I think Chuck James picthed an inning in releif recently - Braves eyeing him for a bullpen roll? He's a career starter with *fantastic* minor league numbers. Very high Ks, very low walks. Good era. He tops out at 91-92 I think. I don't know muich about movement/location, but looking at the numbers I'd have to guess they're pretty good.

Michael said...

Johnson's recent power binge is important because pitchers would be less likely to continue being so careful with him if they sensed that he couldn't do much damage to pitches in the strike zone. On the other hand, maybe pitchers were respoding that way and that was the cause for his great week. If so, then that's an encouraging sign.
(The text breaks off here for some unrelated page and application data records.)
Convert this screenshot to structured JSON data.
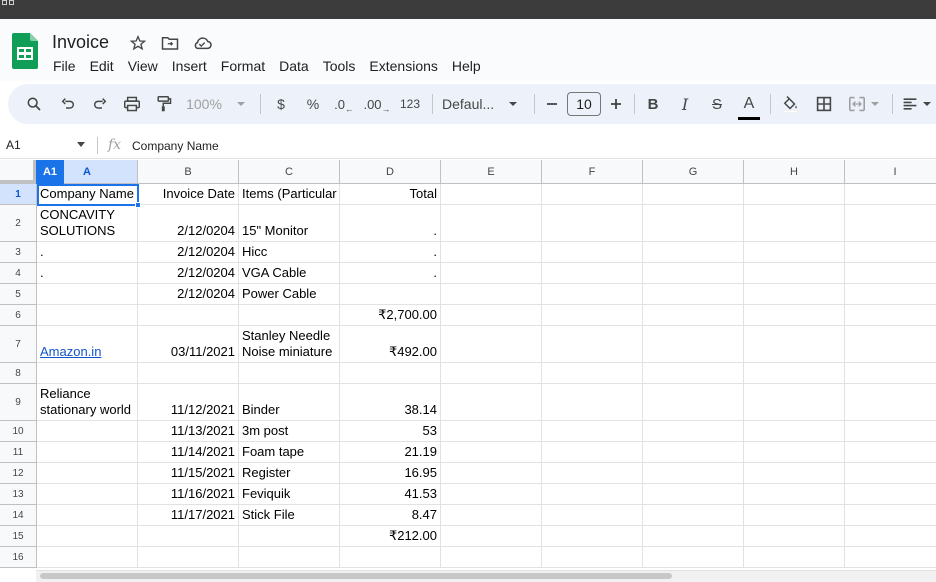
{
  "app": {
    "doc_title": "Invoice",
    "brand_color": "#0f9d58"
  },
  "menu": [
    "File",
    "Edit",
    "View",
    "Insert",
    "Format",
    "Data",
    "Tools",
    "Extensions",
    "Help"
  ],
  "toolbar": {
    "zoom": "100%",
    "currency": "$",
    "percent": "%",
    "decrease_decimals": ".0",
    "increase_decimals": ".00",
    "number_format": "123",
    "font_name": "Defaul...",
    "font_size": "10",
    "bold": "B",
    "italic": "I",
    "strike": "S",
    "text_color": "A"
  },
  "formula_bar": {
    "name_box": "A1",
    "fx": "fx",
    "value": "Company Name"
  },
  "grid": {
    "active_cell": "A1",
    "columns": [
      "A",
      "B",
      "C",
      "D",
      "E",
      "F",
      "G",
      "H",
      "I"
    ],
    "rows": [
      "1",
      "2",
      "3",
      "4",
      "5",
      "6",
      "7",
      "8",
      "9",
      "10",
      "11",
      "12",
      "13",
      "14",
      "15",
      "16"
    ],
    "cells": {
      "A1": "Company Name",
      "B1": "Invoice Date",
      "C1": "Items (Particular",
      "D1": "Total",
      "A2": "CONCAVITY SOLUTIONS",
      "B2": "2/12/0204",
      "C2": "15\" Monitor",
      "D2": ".",
      "A3": ".",
      "B3": "2/12/0204",
      "C3": "Hicc",
      "D3": ".",
      "A4": ".",
      "B4": "2/12/0204",
      "C4": "VGA Cable",
      "D4": ".",
      "B5": "2/12/0204",
      "C5": "Power Cable",
      "D6": "₹2,700.00",
      "A7": "Amazon.in",
      "B7": "03/11/2021",
      "C7": "Stanley Needle Noise miniature",
      "D7": "₹492.00",
      "A9": "Reliance stationary world",
      "B9": "11/12/2021",
      "C9": "Binder",
      "D9": "38.14",
      "B10": "11/13/2021",
      "C10": "3m post",
      "D10": "53",
      "B11": "11/14/2021",
      "C11": "Foam tape",
      "D11": "21.19",
      "B12": "11/15/2021",
      "C12": "Register",
      "D12": "16.95",
      "B13": "11/16/2021",
      "C13": "Feviquik",
      "D13": "41.53",
      "B14": "11/17/2021",
      "C14": "Stick File",
      "D14": "8.47",
      "D15": "₹212.00"
    }
  }
}
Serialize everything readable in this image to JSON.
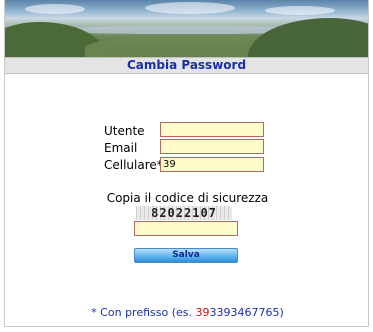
{
  "header": {
    "title": "Cambia Password"
  },
  "form": {
    "utente_label": "Utente",
    "email_label": "Email",
    "cellulare_label": "Cellulare*",
    "utente_value": "",
    "email_value": "",
    "cellulare_value": "39"
  },
  "captcha": {
    "title": "Copia il codice di sicurezza",
    "code": "82022107",
    "input_value": ""
  },
  "buttons": {
    "save_label": "Salva"
  },
  "footer": {
    "note_prefix": "* Con prefisso (es. ",
    "note_example_prefix": "39",
    "note_example_number": "3393467765",
    "note_suffix": ")"
  },
  "colors": {
    "title_text": "#1a2fae",
    "input_bg": "#fffbcb",
    "input_border": "#b06a60",
    "button_blue": "#61b4ef",
    "example_red": "#d01010"
  }
}
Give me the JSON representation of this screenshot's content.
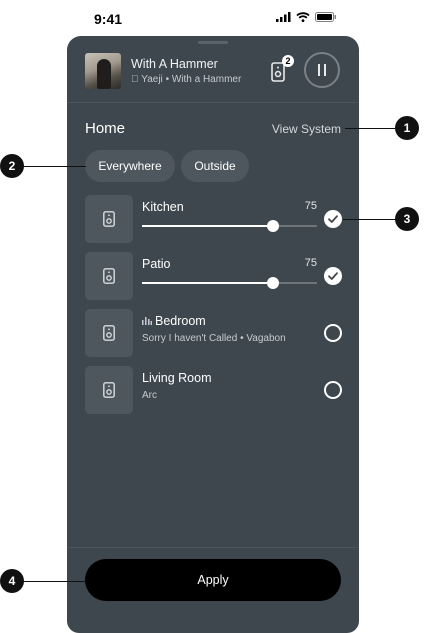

I'm at a loss to explain Betemit. Maybe the light finally clicked on for him. He certainly showed the talent in the lower minors, but I can't explain how he went from unable to hit in AAA to hitting major league pitching. He's got the inside track on the shortstop position next year.

Was Devine as dominant in college as Huston Street? I remember seeing Street closing in the CWS and thinking that he looked like a can't miss prospect.

peacedog said...

I never saw Devine (though I did Street and thought he was pretty awesome as well). His numbers, both this year and career, are pretty impressive.

He thorws between 3/4 and sidearm. That caused me to think that perhaps he's got an uphill battle, but then I read is fastball topped out at 96. So perhaps he can bring it. Here's the stats:
(W L ERA G SV IP H BB SO)

4-3 2.45 24 11 40 36 6 64

IIRC he finished the year in the mid to high 40s in innings and had mid 70s Ks. The 1.02ish WHIP is outstanding, and the K rate is through the roof (14 K/9!). It's college stats, but Baseball America did say he was as majors ready as anyone in the draft. The fact that he is a reliver dropped him down the board - they just don't go very high (and justifyable so).

I *think* he is slated to start at High A (it may have been AA but I doubt it; he won't start lower I am confident). He's probably in an extended spring training type deal right now.

Agreed on KJ's power. If you're worried a guy can hit one of your pitches far, it changes how you pitch (if it's more than one. . .). Good news is also that he allegedly can handle lefties. I love the kid.

Agreed also on Betemit having the inside track for SS. As good as Furcal's Defense has been, he's going to have to step it up if he wants to resign. I think he'll overprice himself ultimately, no matter how he peforms, and make it a moot decision.